by: Justin Gray - Cox Washington Updated:
- Oklahoma Congressman Steve Russell (R-OK) says he is against using tax dollars to fund research involving video games.
- The National Endowment for the Humanities says online interactive projects bring history and literature to life for students, helping them learn.
Imagine a peaceful walk to writer Henry David Thoreau’s famous Walden Pond on a computer screen.
Some say such a game should not be funded by tax dollars, but it is.
A $100,000 grant from the National Endowment for the Humanities (NEH) is funding the creation of the game so users can, according to the project’s website, “gain insight into the natural world.”
Oklahoma Congressman Steve Russell (R-OK) says tax dollars should not be used to pay for it.
A very different genre of video games is also getting both government attention and money.
$30,000 is going to Georgia State University researchers to study toxic language and hate speech in online gaming.
Georgia State professor Ben Miller says video games are now America’s number one entertainment industry. He says his study is an important look into how to curb hate speech in gaming.
Russell says it should come down to tax dollars, which he says are a priority.

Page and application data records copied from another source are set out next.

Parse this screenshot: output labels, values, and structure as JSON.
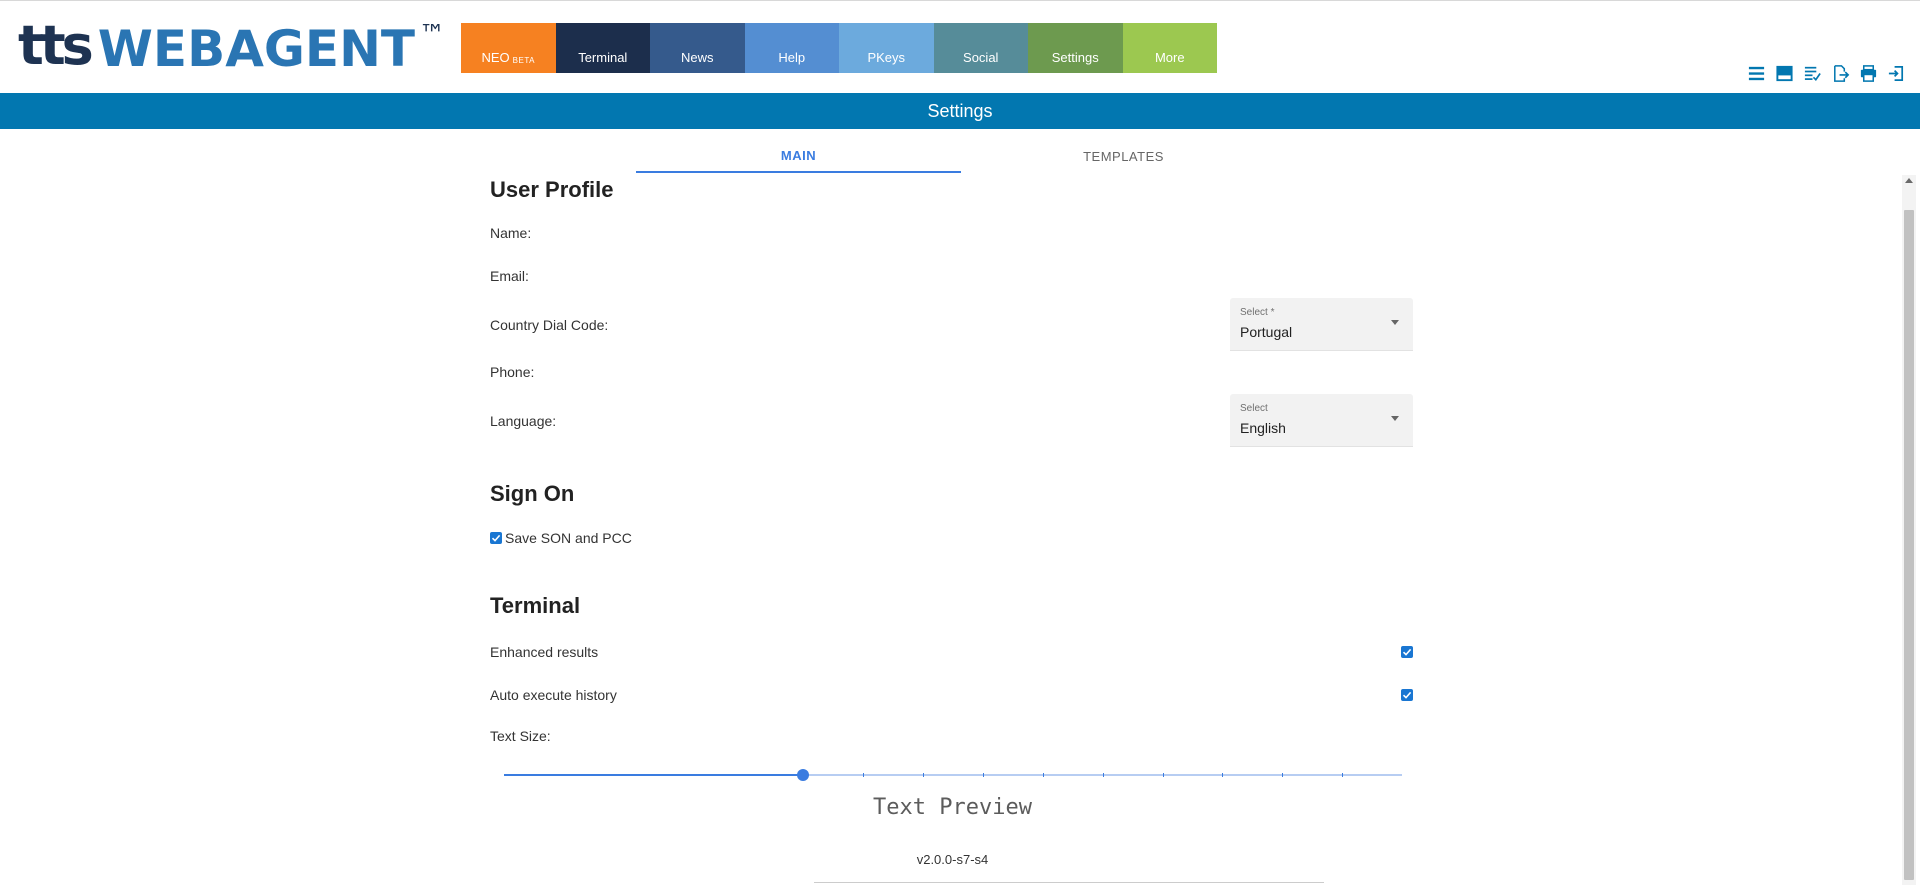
{
  "logo": {
    "tts": "tts",
    "webagent": "WEBAGENT",
    "tm": "™"
  },
  "nav": {
    "tabs": [
      {
        "label": "NEO",
        "badge": "BETA",
        "color": "#f68121"
      },
      {
        "label": "Terminal",
        "color": "#1c2e4c"
      },
      {
        "label": "News",
        "color": "#355a8c"
      },
      {
        "label": "Help",
        "color": "#548ed2"
      },
      {
        "label": "PKeys",
        "color": "#6caadd"
      },
      {
        "label": "Social",
        "color": "#568c99"
      },
      {
        "label": "Settings",
        "color": "#6d9a4f"
      },
      {
        "label": "More",
        "color": "#9cc850"
      }
    ]
  },
  "toolbar": {
    "icons": [
      "menu-icon",
      "panel-icon",
      "list-check-icon",
      "export-icon",
      "print-icon",
      "logout-icon"
    ],
    "color": "#0277b0"
  },
  "page_title": "Settings",
  "subtabs": [
    {
      "label": "MAIN",
      "active": true
    },
    {
      "label": "TEMPLATES",
      "active": false
    }
  ],
  "user_profile": {
    "title": "User Profile",
    "name_label": "Name:",
    "email_label": "Email:",
    "dial_label": "Country Dial Code:",
    "dial_select": {
      "label": "Select *",
      "value": "Portugal"
    },
    "phone_label": "Phone:",
    "language_label": "Language:",
    "language_select": {
      "label": "Select",
      "value": "English"
    }
  },
  "sign_on": {
    "title": "Sign On",
    "save_son_label": "Save SON and PCC",
    "save_son_checked": true
  },
  "terminal": {
    "title": "Terminal",
    "enhanced_label": "Enhanced results",
    "enhanced_checked": true,
    "auto_exec_label": "Auto execute history",
    "auto_exec_checked": true,
    "text_size_label": "Text Size:",
    "text_size": {
      "value": 5,
      "min": 0,
      "max": 15
    }
  },
  "preview_text": "Text Preview",
  "version": "v2.0.0-s7-s4"
}
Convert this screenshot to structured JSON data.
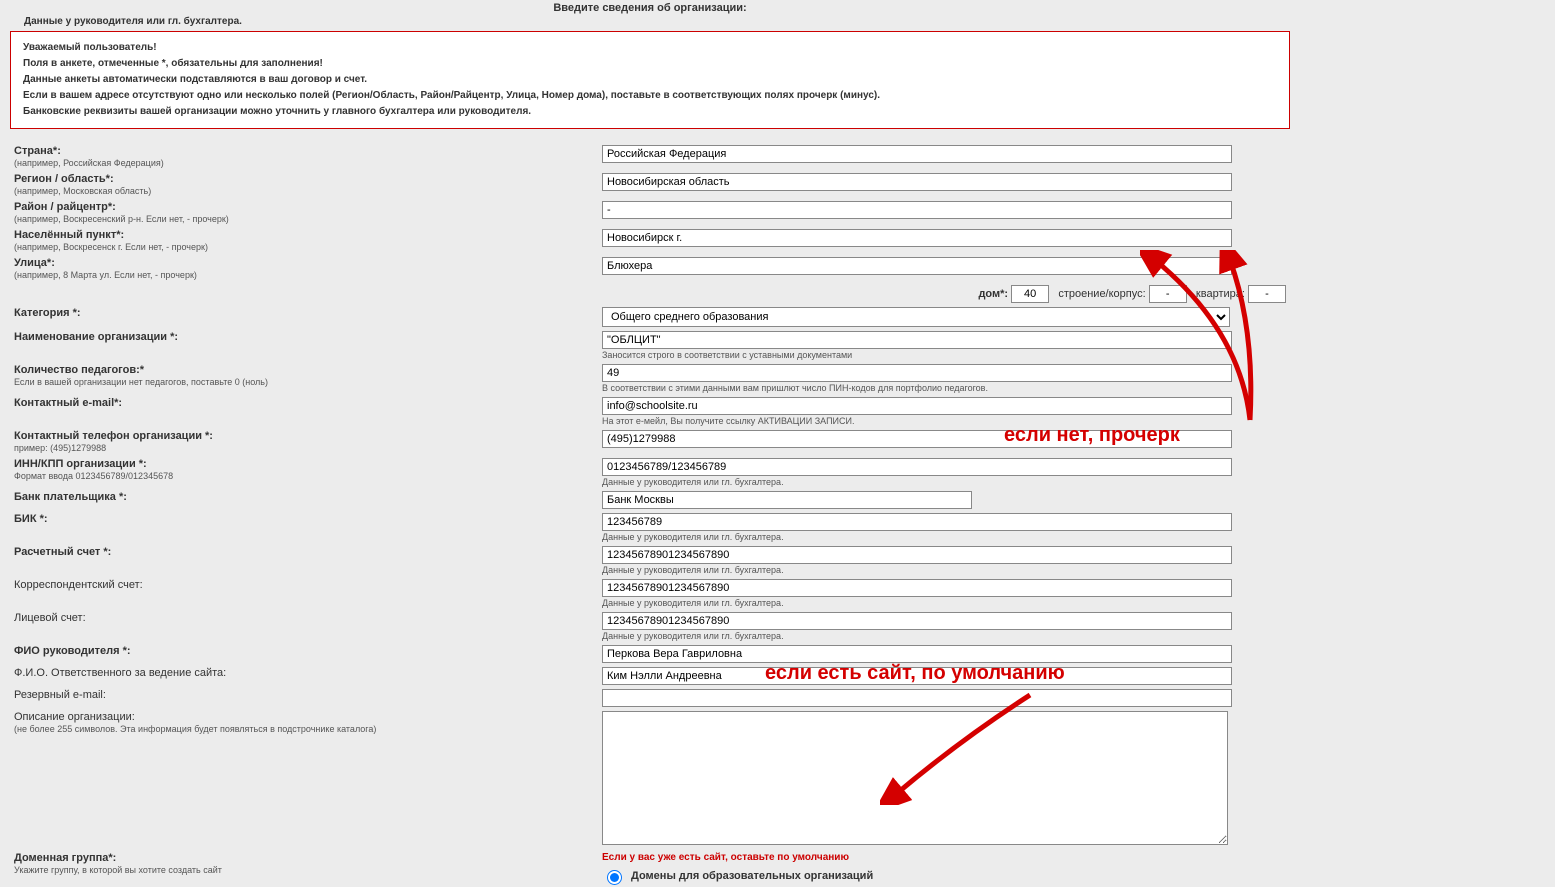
{
  "header": "Введите сведения об организации:",
  "topnote": "Данные у руководителя или гл. бухгалтера.",
  "notice": [
    "Уважаемый пользователь!",
    "Поля в анкете, отмеченные *, обязательны для заполнения!",
    "Данные анкеты автоматически подставляются в ваш договор и счет.",
    "Если в вашем адресе отсутствуют одно или несколько полей (Регион/Область, Район/Райцентр, Улица, Номер дома), поставьте в соответствующих полях прочерк (минус).",
    "Банковские реквизиты вашей организации можно уточнить у главного бухгалтера или руководителя."
  ],
  "labels": {
    "country": "Страна*:",
    "country_hint": "(например, Российская Федерация)",
    "region": "Регион / область*:",
    "region_hint": "(например, Московская область)",
    "district": "Район / райцентр*:",
    "district_hint": "(например, Воскресенский р-н. Если нет, - прочерк)",
    "city": "Населённый пункт*:",
    "city_hint": "(например, Воскресенск г. Если нет, - прочерк)",
    "street": "Улица*:",
    "street_hint": "(например, 8 Марта ул. Если нет, - прочерк)",
    "house": "дом*:",
    "building": "строение/корпус:",
    "flat": "квартира:",
    "category": "Категория *:",
    "orgname": "Наименование организации *:",
    "orgname_hint": "Заносится строго в соответствии с уставными документами",
    "teachers": "Количество педагогов:*",
    "teachers_hint": "Если в вашей организации нет педагогов, поставьте 0 (ноль)",
    "teachers_sub": "В соответствии с этими данными вам пришлют число ПИН-кодов для портфолио педагогов.",
    "email": "Контактный e-mail*:",
    "email_sub": "На этот е-мейл, Вы получите ссылку АКТИВАЦИИ ЗАПИСИ.",
    "phone": "Контактный телефон организации *:",
    "phone_hint": "пример: (495)1279988",
    "inn": "ИНН/КПП организации *:",
    "inn_hint": "Формат ввода 0123456789/012345678",
    "bank": "Банк плательщика *:",
    "bik": "БИК *:",
    "rs": "Расчетный счет *:",
    "ks": "Корреспондентский счет:",
    "ls": "Лицевой счет:",
    "fio_head": "ФИО руководителя *:",
    "fio_resp": "Ф.И.О. Ответственного за ведение сайта:",
    "reserve": "Резервный e-mail:",
    "desc": "Описание организации:",
    "desc_hint": "(не более 255 символов. Эта информация будет появляться в подстрочнике каталога)",
    "domain": "Доменная группа*:",
    "domain_hint": "Укажите группу, в которой вы хотите создать сайт",
    "domain_warn": "Если у вас уже есть сайт, оставьте по умолчанию",
    "domain_radio": "Домены для образовательных организаций",
    "sub_ruk": "Данные у руководителя или гл. бухгалтера."
  },
  "values": {
    "country": "Российская Федерация",
    "region": "Новосибирская область",
    "district": "-",
    "city": "Новосибирск г.",
    "street": "Блюхера",
    "house": "40",
    "building": "-",
    "flat": "-",
    "category": "Общего среднего образования",
    "orgname": "\"ОБЛЦИТ\"",
    "teachers": "49",
    "email": "info@schoolsite.ru",
    "phone": "(495)1279988",
    "inn": "0123456789/123456789",
    "bank": "Банк Москвы",
    "bik": "123456789",
    "rs": "12345678901234567890",
    "ks": "12345678901234567890",
    "ls": "12345678901234567890",
    "fio_head": "Перкова Вера Гавриловна",
    "fio_resp": "Ким Нэлли Андреевна",
    "reserve": "",
    "desc": ""
  },
  "annotations": {
    "anno1": "если нет, прочерк",
    "anno2": "если есть сайт, по умолчанию"
  }
}
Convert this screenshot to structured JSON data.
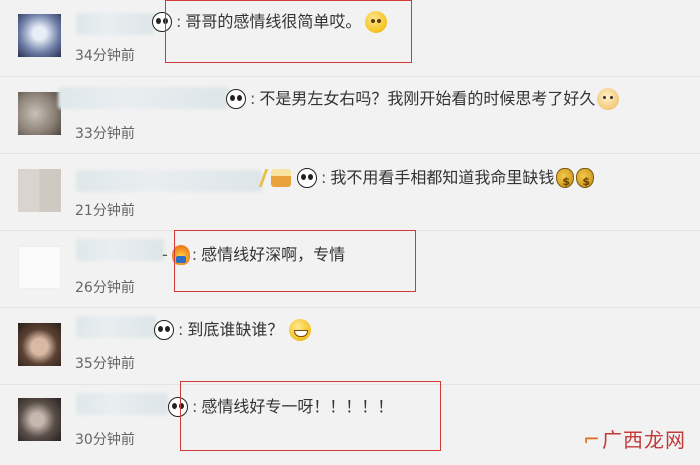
{
  "comments": [
    {
      "text": "哥哥的感情线很简单哎。",
      "time": "34分钟前",
      "emojis": [
        "smile-emoji"
      ]
    },
    {
      "text": "不是男左女右吗？我刚开始看的时候思考了好久",
      "time": "33分钟前",
      "emojis": [
        "panda-emoji",
        "dog-emoji"
      ]
    },
    {
      "text": "我不用看手相都知道我命里缺钱",
      "time": "21分钟前",
      "emojis": [
        "cake-emoji",
        "panda-emoji",
        "money-bag-emoji",
        "money-bag-emoji"
      ]
    },
    {
      "text": "感情线好深啊，专情",
      "time": "26分钟前",
      "emojis": [
        "fire-emoji"
      ]
    },
    {
      "text": "到底谁缺谁？",
      "time": "35分钟前",
      "emojis": [
        "panda-emoji",
        "grin-emoji"
      ]
    },
    {
      "text": "感情线好专一呀！！！！！",
      "time": "30分钟前",
      "emojis": [
        "panda-emoji"
      ]
    }
  ],
  "separator": ":",
  "watermark": {
    "text": "广西龙网"
  },
  "colors": {
    "highlight_box": "#d23a3a",
    "background": "#f2f2f2",
    "divider": "#e4e4e4"
  }
}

A spokesperson for the NEH says all their grants are reviewed by a panel of experts from around the country. She also says the NEH supports online interactive projects like the “Walden” game, because they bring history and literature to life for students, helping them learn.